__What you should do__: The lines to copy are those holding the string "Cardano" in the entries below.

__Material for this task__:
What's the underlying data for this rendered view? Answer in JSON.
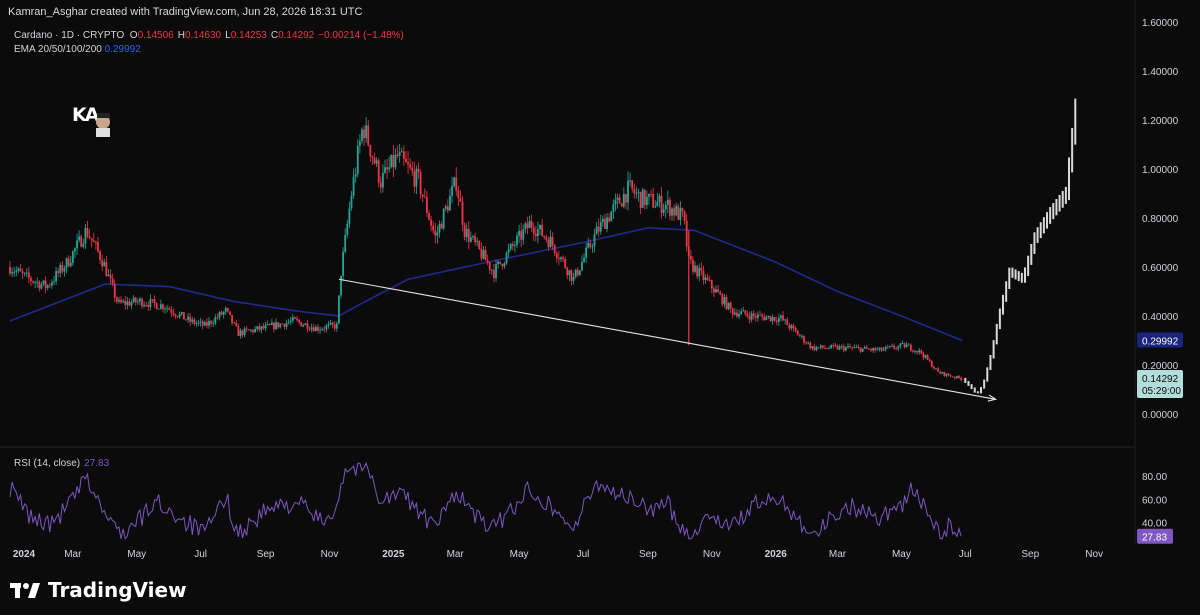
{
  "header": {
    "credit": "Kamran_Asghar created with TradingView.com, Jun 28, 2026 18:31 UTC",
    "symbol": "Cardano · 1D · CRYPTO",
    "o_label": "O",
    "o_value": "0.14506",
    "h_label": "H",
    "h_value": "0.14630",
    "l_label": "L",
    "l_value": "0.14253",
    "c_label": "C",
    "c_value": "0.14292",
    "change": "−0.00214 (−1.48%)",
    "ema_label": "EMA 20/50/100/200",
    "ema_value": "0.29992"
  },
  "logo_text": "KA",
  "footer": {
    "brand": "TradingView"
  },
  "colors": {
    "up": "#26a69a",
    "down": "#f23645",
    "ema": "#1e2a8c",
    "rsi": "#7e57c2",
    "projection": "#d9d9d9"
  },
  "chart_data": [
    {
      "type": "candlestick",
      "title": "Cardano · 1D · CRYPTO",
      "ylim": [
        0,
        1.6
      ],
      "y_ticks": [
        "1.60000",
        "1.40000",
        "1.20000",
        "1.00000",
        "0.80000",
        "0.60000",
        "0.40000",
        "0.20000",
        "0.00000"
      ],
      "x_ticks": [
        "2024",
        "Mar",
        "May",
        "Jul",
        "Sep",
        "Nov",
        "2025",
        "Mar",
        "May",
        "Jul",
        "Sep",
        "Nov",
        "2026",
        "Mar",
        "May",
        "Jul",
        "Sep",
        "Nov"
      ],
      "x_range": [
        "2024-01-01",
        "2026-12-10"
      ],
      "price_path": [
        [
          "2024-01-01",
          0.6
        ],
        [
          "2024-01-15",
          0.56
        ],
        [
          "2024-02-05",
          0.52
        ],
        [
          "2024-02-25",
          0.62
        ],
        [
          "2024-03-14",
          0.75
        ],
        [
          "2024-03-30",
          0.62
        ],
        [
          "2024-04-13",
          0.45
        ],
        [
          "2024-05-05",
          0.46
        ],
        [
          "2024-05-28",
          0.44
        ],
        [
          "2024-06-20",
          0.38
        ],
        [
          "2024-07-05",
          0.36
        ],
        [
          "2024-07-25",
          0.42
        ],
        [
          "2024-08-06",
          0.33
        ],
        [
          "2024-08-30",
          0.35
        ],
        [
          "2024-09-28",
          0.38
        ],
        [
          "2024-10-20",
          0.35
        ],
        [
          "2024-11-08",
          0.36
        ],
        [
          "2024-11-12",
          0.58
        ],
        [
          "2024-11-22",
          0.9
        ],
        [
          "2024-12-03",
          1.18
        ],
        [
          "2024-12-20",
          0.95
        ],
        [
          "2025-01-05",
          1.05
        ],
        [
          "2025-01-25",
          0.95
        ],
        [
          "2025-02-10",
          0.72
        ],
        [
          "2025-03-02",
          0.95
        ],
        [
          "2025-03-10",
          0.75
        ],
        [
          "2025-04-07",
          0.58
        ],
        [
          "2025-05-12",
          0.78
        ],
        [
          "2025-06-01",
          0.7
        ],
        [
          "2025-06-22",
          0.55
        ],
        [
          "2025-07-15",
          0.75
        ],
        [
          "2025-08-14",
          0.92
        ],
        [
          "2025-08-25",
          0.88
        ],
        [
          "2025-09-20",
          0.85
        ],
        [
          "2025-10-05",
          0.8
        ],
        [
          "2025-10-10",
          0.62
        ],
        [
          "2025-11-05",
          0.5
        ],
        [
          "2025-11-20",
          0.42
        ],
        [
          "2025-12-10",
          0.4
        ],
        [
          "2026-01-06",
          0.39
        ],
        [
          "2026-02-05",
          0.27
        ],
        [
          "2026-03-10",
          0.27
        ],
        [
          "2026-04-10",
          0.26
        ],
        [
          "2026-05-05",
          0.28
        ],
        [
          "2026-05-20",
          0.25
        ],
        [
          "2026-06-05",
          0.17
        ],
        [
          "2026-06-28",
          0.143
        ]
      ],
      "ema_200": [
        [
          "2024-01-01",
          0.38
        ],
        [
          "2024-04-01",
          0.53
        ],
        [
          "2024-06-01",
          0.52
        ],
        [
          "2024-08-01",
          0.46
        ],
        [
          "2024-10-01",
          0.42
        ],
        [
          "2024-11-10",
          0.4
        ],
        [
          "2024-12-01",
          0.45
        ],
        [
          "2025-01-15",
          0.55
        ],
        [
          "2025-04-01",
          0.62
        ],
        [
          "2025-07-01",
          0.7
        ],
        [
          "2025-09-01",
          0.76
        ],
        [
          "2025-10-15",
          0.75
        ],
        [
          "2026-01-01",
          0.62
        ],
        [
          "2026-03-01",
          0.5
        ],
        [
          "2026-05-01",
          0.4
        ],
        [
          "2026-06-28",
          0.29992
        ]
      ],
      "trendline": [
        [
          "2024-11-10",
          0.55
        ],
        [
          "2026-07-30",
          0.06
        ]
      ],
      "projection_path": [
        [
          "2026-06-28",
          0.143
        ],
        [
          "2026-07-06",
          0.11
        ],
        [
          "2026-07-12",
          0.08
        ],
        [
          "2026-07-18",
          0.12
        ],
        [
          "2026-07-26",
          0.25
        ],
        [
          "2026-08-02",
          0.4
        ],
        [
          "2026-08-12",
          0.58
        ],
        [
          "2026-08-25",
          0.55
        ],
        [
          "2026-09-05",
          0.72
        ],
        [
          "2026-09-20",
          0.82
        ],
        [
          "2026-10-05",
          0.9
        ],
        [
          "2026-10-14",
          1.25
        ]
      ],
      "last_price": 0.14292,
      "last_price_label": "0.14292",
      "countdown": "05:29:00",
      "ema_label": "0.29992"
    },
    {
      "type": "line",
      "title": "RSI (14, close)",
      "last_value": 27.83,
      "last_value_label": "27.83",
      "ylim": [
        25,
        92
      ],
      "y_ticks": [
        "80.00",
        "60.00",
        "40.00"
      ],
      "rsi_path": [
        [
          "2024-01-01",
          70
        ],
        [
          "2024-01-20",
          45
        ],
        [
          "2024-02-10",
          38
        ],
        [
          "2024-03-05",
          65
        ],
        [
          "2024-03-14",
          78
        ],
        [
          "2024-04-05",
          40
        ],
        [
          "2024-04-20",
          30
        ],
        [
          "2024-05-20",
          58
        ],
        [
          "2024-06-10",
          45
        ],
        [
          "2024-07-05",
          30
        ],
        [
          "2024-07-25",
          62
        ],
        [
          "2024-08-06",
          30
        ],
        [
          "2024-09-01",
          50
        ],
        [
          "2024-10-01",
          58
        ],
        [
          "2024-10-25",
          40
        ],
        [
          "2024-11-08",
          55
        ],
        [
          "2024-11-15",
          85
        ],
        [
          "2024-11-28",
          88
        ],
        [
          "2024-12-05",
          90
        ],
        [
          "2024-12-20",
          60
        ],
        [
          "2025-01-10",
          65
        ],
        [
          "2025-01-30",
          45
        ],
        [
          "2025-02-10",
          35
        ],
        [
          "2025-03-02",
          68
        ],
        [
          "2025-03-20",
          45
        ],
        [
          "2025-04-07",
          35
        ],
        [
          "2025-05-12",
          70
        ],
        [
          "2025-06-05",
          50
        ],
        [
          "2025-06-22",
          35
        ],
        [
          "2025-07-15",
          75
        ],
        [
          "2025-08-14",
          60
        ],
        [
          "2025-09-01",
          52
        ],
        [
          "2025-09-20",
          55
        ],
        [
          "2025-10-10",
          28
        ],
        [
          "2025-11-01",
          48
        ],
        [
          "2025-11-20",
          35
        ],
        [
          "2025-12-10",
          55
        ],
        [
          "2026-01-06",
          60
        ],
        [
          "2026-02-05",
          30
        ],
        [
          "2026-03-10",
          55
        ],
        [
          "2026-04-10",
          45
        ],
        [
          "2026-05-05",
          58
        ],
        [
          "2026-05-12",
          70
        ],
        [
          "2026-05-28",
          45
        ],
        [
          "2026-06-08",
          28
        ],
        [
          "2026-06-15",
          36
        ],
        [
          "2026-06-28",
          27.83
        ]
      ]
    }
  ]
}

__Result of this exercise__:
    "symbol": "Cardano · 1D · CRYPTO",
      "title": "Cardano · 1D · CRYPTO",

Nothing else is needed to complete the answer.